Photo by Smithsonian Institution, National Museum of Natural History

About Marsupial Mammals (Infraclass Metatheria): Reproduction
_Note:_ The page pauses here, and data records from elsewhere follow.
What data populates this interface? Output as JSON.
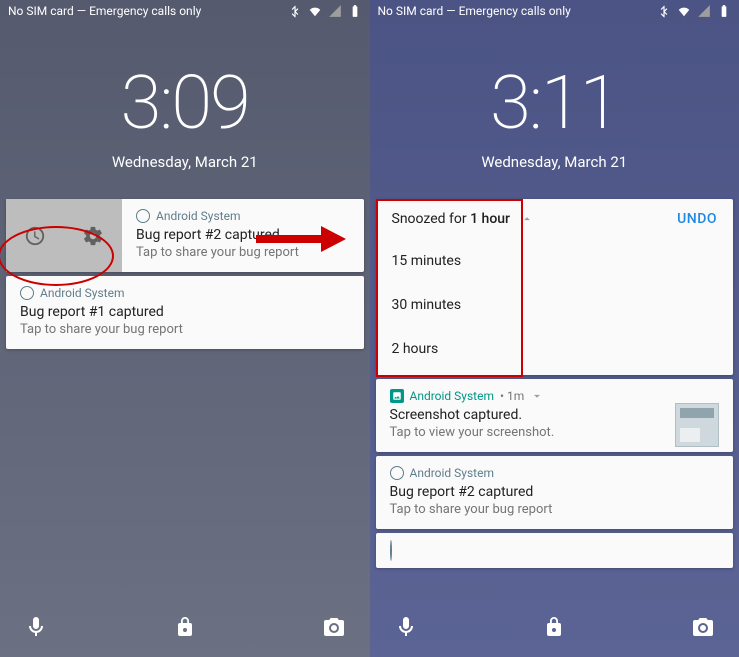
{
  "left": {
    "status": {
      "text": "No SIM card — Emergency calls only"
    },
    "clock": "3:09",
    "date": "Wednesday, March 21",
    "notif_revealed": {
      "app": "Android System",
      "title": "Bug report #2 captured",
      "sub": "Tap to share your bug report"
    },
    "notif2": {
      "app": "Android System",
      "title": "Bug report #1 captured",
      "sub": "Tap to share your bug report"
    }
  },
  "right": {
    "status": {
      "text": "No SIM card — Emergency calls only"
    },
    "clock": "3:11",
    "date": "Wednesday, March 21",
    "snooze": {
      "label_prefix": "Snoozed for ",
      "label_bold": "1 hour",
      "undo": "UNDO",
      "options": [
        "15 minutes",
        "30 minutes",
        "2 hours"
      ]
    },
    "notif_ss": {
      "app": "Android System",
      "time": "1m",
      "title": "Screenshot captured.",
      "sub": "Tap to view your screenshot."
    },
    "notif_bug": {
      "app": "Android System",
      "title": "Bug report #2 captured",
      "sub": "Tap to share your bug report"
    }
  }
}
Marsupial mammals are best known for the belly pouch of many mother marsupials, such as kangaroos. The pouch is an adaptation to keep marsupial offspring safe, since they are very immature at birth. After no more than a handful of weeks of gestation in the uterus, newborn marsupials' hearts and lungs not fully developed. They may be as small as just a few millimeters (1 inch) long and skinny like a pinky finger. In species with a belly pouch, these puny young have strong front legs for crawling up to and into the pouch. Once there, they do what all mammals do--nurse on the mother's milk. The nourishment supports further development of their bodies, and teeth emerge. Their jaws house more cutting teeth (incisors) on the top than on the bottom, an arrangement that sets apart marsupials from other mammals.